Tiger Airways outlines their business-level strategies on their website (Tiger Airways, 2009). The first strategy is to focus primarily on Internet sales. This is congruent with the low-cost provider strategy that they have adopted and with the general industry trends. Internet sales is more cost-effective than sales through travel agents, and the trend in the airline industry is towards use of the Internet as a means to generate sales. By cutting out travel agents, Tiger can offer a reduced margin to consumers, thereby driving more business and reducing their costs. Paperless ticketing is a related business-level strategy that serves a similar cost-reduction function and again is congruent with the low-cost strategy and the trends in the social environment.
The no frills model is another core business level strategy for Tiger.

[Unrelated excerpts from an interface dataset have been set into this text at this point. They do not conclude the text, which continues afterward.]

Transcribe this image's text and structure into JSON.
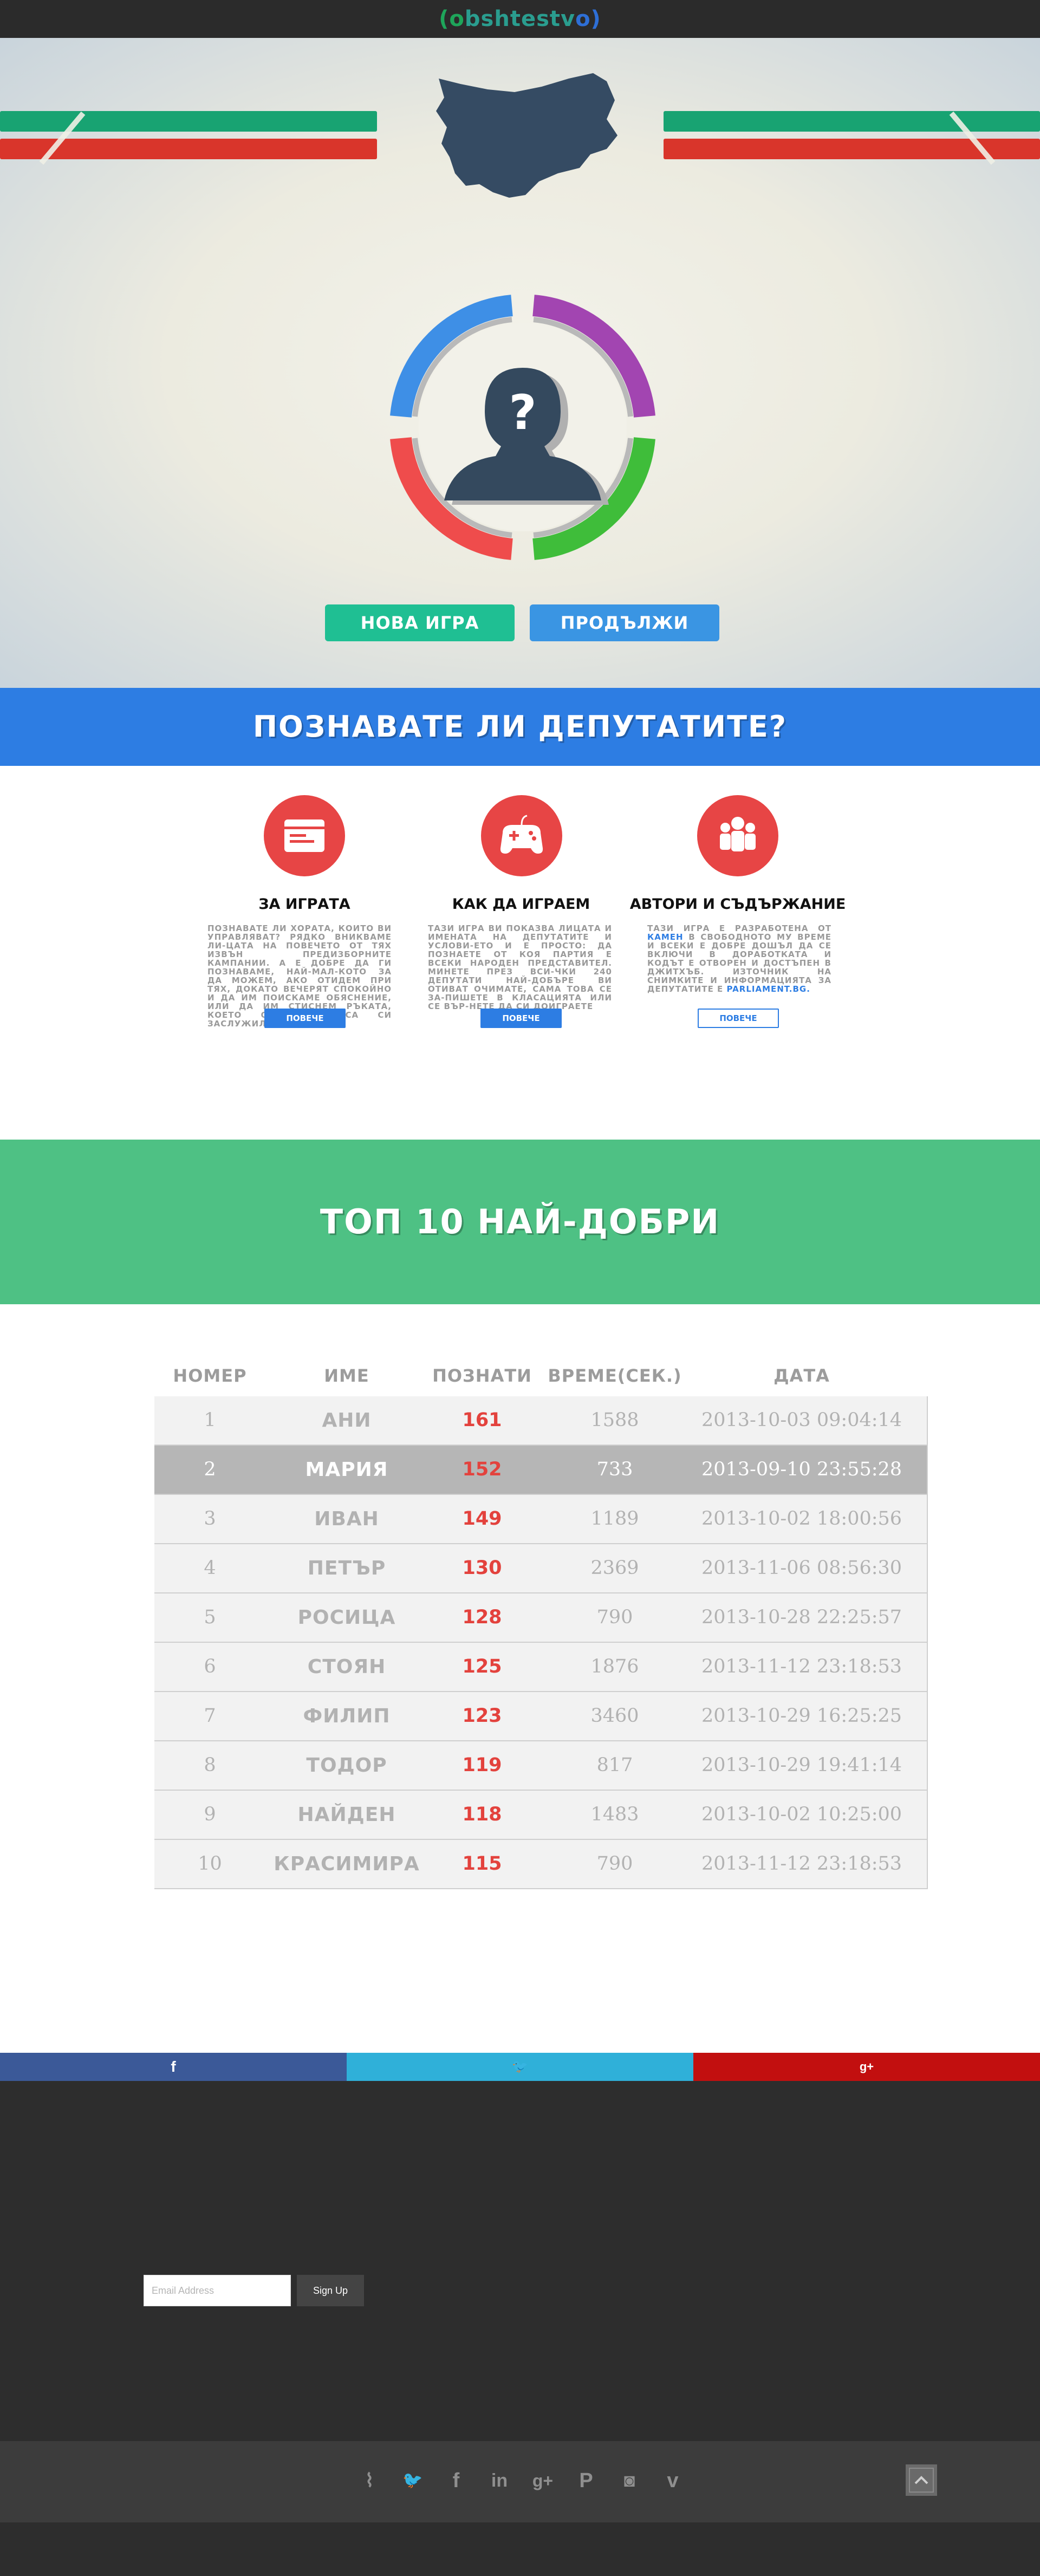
{
  "header": {
    "logo": {
      "left": "(o",
      "main": "bshtestv",
      "right": "o)"
    }
  },
  "hero": {
    "buttons": {
      "new_game": "НОВА ИГРА",
      "continue": "ПРОДЪЛЖИ"
    },
    "colors": {
      "green": "#18a372",
      "red": "#d9352b",
      "map": "#354b63"
    }
  },
  "quiz_banner": {
    "title": "ПОЗНАВАТЕ ЛИ ДЕПУТАТИТЕ?",
    "color": "#2d7de3"
  },
  "features": [
    {
      "icon": "browser-window-icon",
      "title": "ЗА ИГРАТА",
      "text": "ПОЗНАВАТЕ ЛИ ХОРАТА, КОИТО ВИ УПРАВЛЯВАТ? РЯДКО ВНИКВАМЕ ЛИ-ЦАТА НА ПОВЕЧЕТО ОТ ТЯХ ИЗВЪН ПРЕДИЗБОРНИТЕ КАМПАНИИ. А Е ДОБРЕ ДА ГИ ПОЗНАВАМЕ, НАЙ-МАЛ-КОТО ЗА ДА МОЖЕМ, АКО ОТИДЕМ ПРИ ТЯХ, ДОКАТО ВЕЧЕРЯТ СПОКОЙНО И ДА ИМ ПОИСКАМЕ ОБЯСНЕНИЕ, ИЛИ ДА ИМ СТИСНЕМ РЪКАТА, КОЕТО ОТ ДВЕТЕ СА СИ ЗАСЛУЖИЛИ.",
      "more": "ПОВЕЧЕ"
    },
    {
      "icon": "gamepad-icon",
      "title": "КАК ДА ИГРАЕМ",
      "text": "ТАЗИ ИГРА ВИ ПОКАЗВА ЛИЦАТА И ИМЕНАТА НА ДЕПУТАТИТЕ И УСЛОВИ-ЕТО И Е ПРОСТО: ДА ПОЗНАЕТЕ ОТ КОЯ ПАРТИЯ Е ВСЕКИ НАРОДЕН ПРЕДСТАВИТЕЛ. МИНЕТЕ ПРЕЗ ВСИ-ЧКИ 240 ДЕПУТАТИ НАЙ-ДОБЪРЕ ВИ ОТИВАТ ОЧИМАТЕ, САМА ТОВА СЕ ЗА-ПИШЕТЕ В КЛАСАЦИЯТА ИЛИ СЕ ВЪР-НЕТЕ ДА СИ ДОИГРАЕТЕ",
      "more": "ПОВЕЧЕ"
    },
    {
      "icon": "people-group-icon",
      "title": "АВТОРИ И СЪДЪРЖАНИЕ",
      "text_before": "ТАЗИ ИГРА Е РАЗРАБОТЕНА ОТ",
      "link1": "КАМЕН",
      "text_middle": "В СВОБОДНОТО МУ ВРЕМЕ И ВСЕКИ Е ДОБРЕ ДОШЪЛ ДА СЕ ВКЛЮЧИ В ДОРАБОТКАТА И КОДЪТ Е ОТВОРЕН И ДОСТЪПЕН В ДЖИТХЪБ. ИЗТОЧНИК НА СНИМКИТЕ И ИНФОРМАЦИЯТА ЗА ДЕПУТАТИТЕ Е",
      "link2": "PARLIAMENT.BG.",
      "more": "ПОВЕЧЕ"
    }
  ],
  "top_banner": {
    "title": "ТОП 10 НАЙ-ДОБРИ",
    "color": "#4ec184"
  },
  "table": {
    "headers": [
      "НОМЕР",
      "ИМЕ",
      "ПОЗНАТИ",
      "ВРЕМЕ(СЕК.)",
      "ДАТА"
    ],
    "rows": [
      [
        "1",
        "АНИ",
        "161",
        "1588",
        "2013-10-03 09:04:14"
      ],
      [
        "2",
        "МАРИЯ",
        "152",
        "733",
        "2013-09-10 23:55:28"
      ],
      [
        "3",
        "ИВАН",
        "149",
        "1189",
        "2013-10-02 18:00:56"
      ],
      [
        "4",
        "ПЕТЪР",
        "130",
        "2369",
        "2013-11-06 08:56:30"
      ],
      [
        "5",
        "РОСИЦА",
        "128",
        "790",
        "2013-10-28 22:25:57"
      ],
      [
        "6",
        "СТОЯН",
        "125",
        "1876",
        "2013-11-12 23:18:53"
      ],
      [
        "7",
        "ФИЛИП",
        "123",
        "3460",
        "2013-10-29 16:25:25"
      ],
      [
        "8",
        "ТОДОР",
        "119",
        "817",
        "2013-10-29 19:41:14"
      ],
      [
        "9",
        "НАЙДЕН",
        "118",
        "1483",
        "2013-10-02 10:25:00"
      ],
      [
        "10",
        "КРАСИМИРА",
        "115",
        "790",
        "2013-11-12 23:18:53"
      ]
    ]
  },
  "social": {
    "facebook": {
      "glyph": "f",
      "color": "#3b5998"
    },
    "twitter": {
      "glyph": "🐦",
      "color": "#2fb0d9"
    },
    "google": {
      "glyph": "g+",
      "color": "#c20f0f"
    }
  },
  "newsletter": {
    "placeholder": "Email Address",
    "button": "Sign Up"
  },
  "footer_icons": [
    {
      "name": "rss-icon",
      "glyph": "⌇"
    },
    {
      "name": "twitter-icon",
      "glyph": "🐦"
    },
    {
      "name": "facebook-icon",
      "glyph": "f"
    },
    {
      "name": "linkedin-icon",
      "glyph": "in"
    },
    {
      "name": "googleplus-icon",
      "glyph": "g+"
    },
    {
      "name": "pinterest-icon",
      "glyph": "P"
    },
    {
      "name": "instagram-icon",
      "glyph": "◙"
    },
    {
      "name": "vimeo-icon",
      "glyph": "v"
    }
  ]
}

This is congruent with the social trends in Australia, as evidenced by the strong growth in all discount airlines in the nation ("Low-cost Traffic Rankings," 2009). The no frills model also reduces the number of key inputs, which is congruent with the volatile economic environment. The intense nature of the competitive environment and the perishability of the core product has lead the industry into a model built around price competition and driving high volumes, which combined with the social desirability of no-frills air travel makes the Tiger strategy congruent with the business, social and economic environment.

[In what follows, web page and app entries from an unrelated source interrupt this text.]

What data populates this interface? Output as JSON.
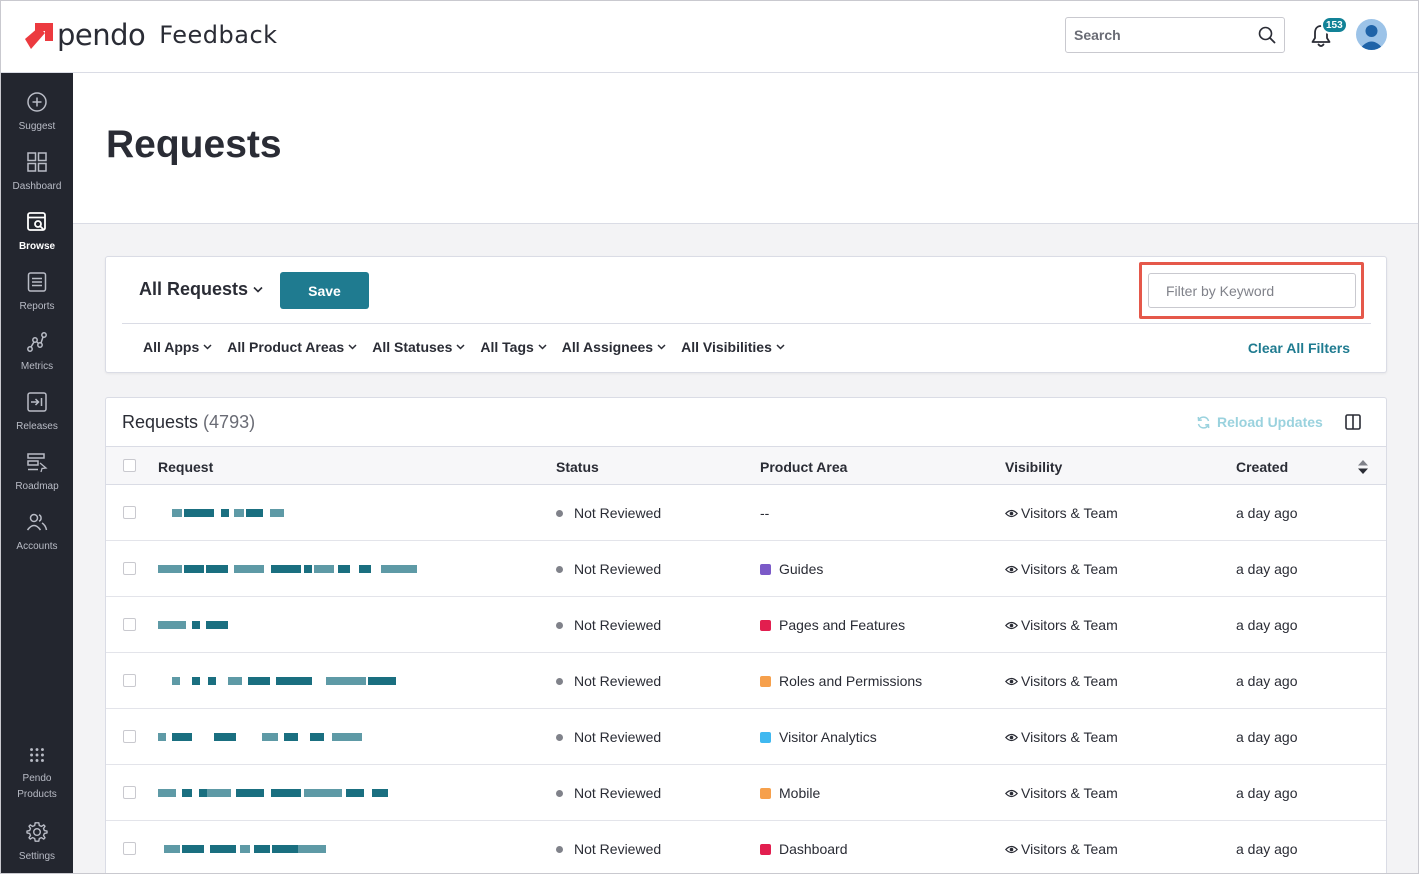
{
  "app": {
    "logo_text": "pendo",
    "product": "Feedback",
    "brand_color": "#ec3a3f",
    "accent": "#1f7b90"
  },
  "topbar": {
    "search_placeholder": "Search",
    "notification_count": "153"
  },
  "sidebar": {
    "items": [
      {
        "label": "Suggest",
        "icon": "plus-circle-icon"
      },
      {
        "label": "Dashboard",
        "icon": "grid-icon"
      },
      {
        "label": "Browse",
        "icon": "browse-icon",
        "active": true
      },
      {
        "label": "Reports",
        "icon": "document-icon"
      },
      {
        "label": "Metrics",
        "icon": "metrics-icon"
      },
      {
        "label": "Releases",
        "icon": "releases-icon"
      },
      {
        "label": "Roadmap",
        "icon": "roadmap-icon"
      },
      {
        "label": "Accounts",
        "icon": "users-icon"
      }
    ],
    "bottom": [
      {
        "label_line1": "Pendo",
        "label_line2": "Products",
        "icon": "dots-grid-icon"
      },
      {
        "label": "Settings",
        "icon": "gear-icon"
      }
    ]
  },
  "page": {
    "title": "Requests"
  },
  "filters": {
    "view_label": "All Requests",
    "save_label": "Save",
    "keyword_placeholder": "Filter by Keyword",
    "items": [
      "All Apps",
      "All Product Areas",
      "All Statuses",
      "All Tags",
      "All Assignees",
      "All Visibilities"
    ],
    "clear_label": "Clear All Filters"
  },
  "table": {
    "title": "Requests",
    "count": "(4793)",
    "reload_label": "Reload Updates",
    "columns": [
      "Request",
      "Status",
      "Product Area",
      "Visibility",
      "Created"
    ],
    "rows": [
      {
        "status": "Not Reviewed",
        "area": "--",
        "area_color": "",
        "visibility": "Visitors & Team",
        "created": "a day ago"
      },
      {
        "status": "Not Reviewed",
        "area": "Guides",
        "area_color": "#7b5ac8",
        "visibility": "Visitors & Team",
        "created": "a day ago"
      },
      {
        "status": "Not Reviewed",
        "area": "Pages and Features",
        "area_color": "#e21e4f",
        "visibility": "Visitors & Team",
        "created": "a day ago"
      },
      {
        "status": "Not Reviewed",
        "area": "Roles and Permissions",
        "area_color": "#f6a04c",
        "visibility": "Visitors & Team",
        "created": "a day ago"
      },
      {
        "status": "Not Reviewed",
        "area": "Visitor Analytics",
        "area_color": "#3fb8f0",
        "visibility": "Visitors & Team",
        "created": "a day ago"
      },
      {
        "status": "Not Reviewed",
        "area": "Mobile",
        "area_color": "#f6a04c",
        "visibility": "Visitors & Team",
        "created": "a day ago"
      },
      {
        "status": "Not Reviewed",
        "area": "Dashboard",
        "area_color": "#e21e4f",
        "visibility": "Visitors & Team",
        "created": "a day ago"
      }
    ]
  }
}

The use of new aircraft is a strategy that functions on several levels. These aircraft have lower maintenance costs, which is again congruent with the need to compete on price in this industry. However, the new planes also provide a level of differentiation from their competitors, in particular Jetstar and Virgin Blue, both of which started with older model planes. Not only does Tiger derive a cost advantage from their new planes but they also win competitive advantage in the marketplace, since consumers prefer the comfort of new planes over the older models flown by Tiger's two main competitors.
Short aircraft turnaround is congruent with the low-cost strategy. However, it also makes the airline more attractive to airports and therefore can help it find good secondary airports from which to operate. Adelaide, for example, was excited to partner with Tiger because the multitude of flights into the city would add to the tourism base (Government of South Australia, 2009). Outsourcing of aircraft maintenance also allows the airline to hedge the cost of one of its key inputs by encouraging competition for maintenance contracts.
Overall, Tiger Airways operates the classic low-cost provider model for the airline industry, the same model as RyanAir that has been proven successful for a number of discount airlines. The firm's business level strategies are largely designed to reduce costs, which is essential given that the airline business is becoming commoditized. This shift in the industry is resulting in a business where margins are very slim and where it is essential to fill capacity in order to succeed. These changes are being driven by the increasing intensity of competition in the industry, a function of new entrants and the high exit costs for the existing players.
Furthermore, the firm's strategy is congruent with the current economic environment. In sluggish economic times, discount products and services often succeed while mainstream ones struggle. The strategy, however,…